## TASK BRIEF
In how many lines of the records does "oldal" appear? Answer with one number.

## SUPPLIED RECORDS
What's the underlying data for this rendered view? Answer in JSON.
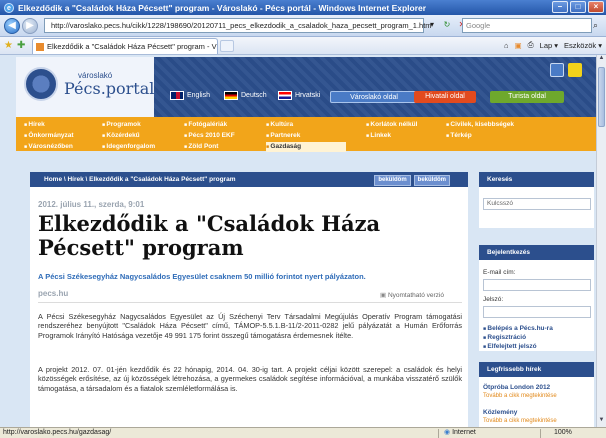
{
  "browser": {
    "window_title": "Elkezdődik a \"Családok Háza Pécsett\" program - Városlakó - Pécs portál - Windows Internet Explorer",
    "address_url": "http://varoslako.pecs.hu/cikk/1228/198690/20120711_pecs_elkezdodik_a_csaladok_haza_pecsett_program_1.htm",
    "search_placeholder": "Google",
    "tab_title": "Elkezdődik a \"Családok Háza Pécsett\" program - Váro...",
    "cmd_page": "Lap",
    "cmd_tools": "Eszközök",
    "status_url": "http://varoslako.pecs.hu/gazdasag/",
    "status_zone": "Internet",
    "status_zoom": "100%"
  },
  "site": {
    "logo_sub": "városlakó",
    "logo_main": "Pécs.portal",
    "langs": [
      "English",
      "Deutsch",
      "Hrvatski"
    ],
    "header_buttons": [
      "Városlakó oldal",
      "Hivatali oldal",
      "Turista oldal"
    ],
    "nav_columns": [
      [
        "Hírek",
        "Önkormányzat",
        "Városnézőben"
      ],
      [
        "Programok",
        "Közérdekű",
        "Idegenforgalom"
      ],
      [
        "Fotógalériák",
        "Pécs 2010 EKF",
        "Zöld Pont"
      ],
      [
        "Kultúra",
        "Partnerek",
        "Gazdaság"
      ],
      [
        "Korlátok nélkül",
        "Linkek"
      ],
      [
        "Civilek, kisebbségek",
        "Térkép"
      ]
    ],
    "nav_selected": "Gazdaság"
  },
  "article": {
    "breadcrumb": "Home \\ Hírek \\ Elkezdődik a \"Családok Háza Pécsett\" program",
    "bc_buttons": [
      "beküldöm",
      "beküldöm"
    ],
    "date": "2012. július 11., szerda, 9:01",
    "title": "Elkezdődik a \"Családok Háza Pécsett\" program",
    "lead": "A Pécsi Székesegyház Nagycsaládos Egyesület csaknem 50 millió forintot nyert pályázaton.",
    "source": "pecs.hu",
    "print_label": "Nyomtatható verzió",
    "paragraphs": [
      "A Pécsi Székesegyház Nagycsaládos Egyesület az Új Széchenyi Terv Társadalmi Megújulás Operatív Program támogatási rendszeréhez benyújtott \"Családok Háza Pécsett\" című, TÁMOP-5.5.1.B-11/2-2011-0282 jelű pályázatát a Humán Erőforrás Programok Irányító Hatósága vezetője 49 991 175 forint összegű támogatásra érdemesnek ítélte.",
      "A projekt 2012. 07. 01-jén kezdődik és 22 hónapig, 2014. 04. 30-ig tart. A projekt céljai között szerepel: a családok és helyi közösségek erősítése, az új közösségek létrehozása, a gyermekes családok segítése információval, a munkába visszatérő szülők támogatása, a társadalom és a fiatalok szemléletformálása is."
    ]
  },
  "sidebar": {
    "search_head": "Keresés",
    "search_value": "Kulcsszó",
    "login_head": "Bejelentkezés",
    "email_label": "E-mail cím:",
    "password_label": "Jelszó:",
    "links": [
      "Belépés a Pécs.hu-ra",
      "Regisztráció",
      "Elfelejtett jelszó"
    ],
    "news_head": "Legfrissebb hírek",
    "news": [
      {
        "title": "Ötpróba London 2012",
        "more": "Tovább a cikk megtekintése"
      },
      {
        "title": "Közlemény",
        "more": "Tovább a cikk megtekintése"
      }
    ]
  }
}
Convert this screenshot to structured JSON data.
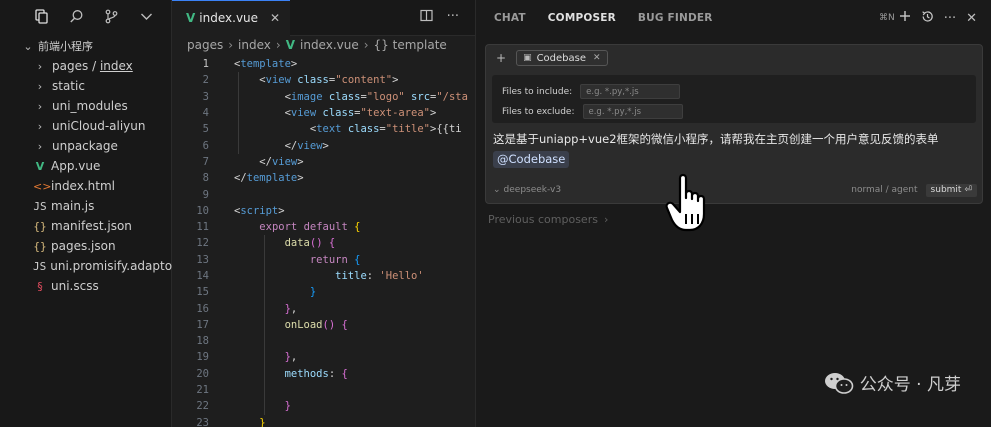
{
  "sidebar": {
    "toolbar_icons": [
      "files-icon",
      "search-icon",
      "source-control-icon",
      "chevron-down-icon"
    ],
    "root": "前端小程序",
    "folders": [
      "pages / index",
      "static",
      "uni_modules",
      "uniCloud-aliyun",
      "unpackage"
    ],
    "folder_pages": "pages",
    "folder_pages_sep": "/",
    "folder_pages_sub": "index",
    "files": [
      {
        "name": "App.vue",
        "icon": "vue-icon",
        "symbol": "V"
      },
      {
        "name": "index.html",
        "icon": "html-icon",
        "symbol": "<>"
      },
      {
        "name": "main.js",
        "icon": "js-icon",
        "symbol": "JS"
      },
      {
        "name": "manifest.json",
        "icon": "json-icon",
        "symbol": "{}"
      },
      {
        "name": "pages.json",
        "icon": "json-icon",
        "symbol": "{}"
      },
      {
        "name": "uni.promisify.adapto...",
        "icon": "js-icon",
        "symbol": "JS"
      },
      {
        "name": "uni.scss",
        "icon": "scss-icon",
        "symbol": "§"
      }
    ]
  },
  "editor": {
    "tab_label": "index.vue",
    "tab_close": "✕",
    "breadcrumb": [
      "pages",
      "index",
      "index.vue",
      "{} template"
    ],
    "line_numbers": [
      "1",
      "2",
      "3",
      "4",
      "5",
      "6",
      "7",
      "8",
      "9",
      "10",
      "11",
      "12",
      "13",
      "14",
      "15",
      "16",
      "17",
      "18",
      "19",
      "20",
      "21",
      "22",
      "23"
    ],
    "current_line": "1"
  },
  "panel": {
    "tabs": [
      "CHAT",
      "COMPOSER",
      "BUG FINDER"
    ],
    "active_tab": "COMPOSER",
    "shortcut": "⌘N",
    "context_pill": "Codebase",
    "files_include_label": "Files to include:",
    "files_include_placeholder": "e.g. *.py,*.js",
    "files_exclude_label": "Files to exclude:",
    "files_exclude_placeholder": "e.g. *.py,*.js",
    "prompt_text": "这是基于uniapp+vue2框架的微信小程序，请帮我在主页创建一个用户意见反馈的表单",
    "mention": "@Codebase",
    "model": "deepseek-v3",
    "mode": "normal / agent",
    "submit_label": "submit",
    "submit_key": "⏎",
    "previous_label": "Previous composers",
    "previous_chevron": "›"
  },
  "watermark": {
    "text": "公众号 · 凡芽"
  },
  "colors": {
    "background": "#1e1e1e",
    "sidebar_bg": "#181818",
    "panel_bg": "#1a1a1a",
    "composer_bg": "#2b2b2b",
    "vue_green": "#41b883",
    "accent_blue": "#3b82f6"
  }
}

## RESULT FOR THIS TASK
3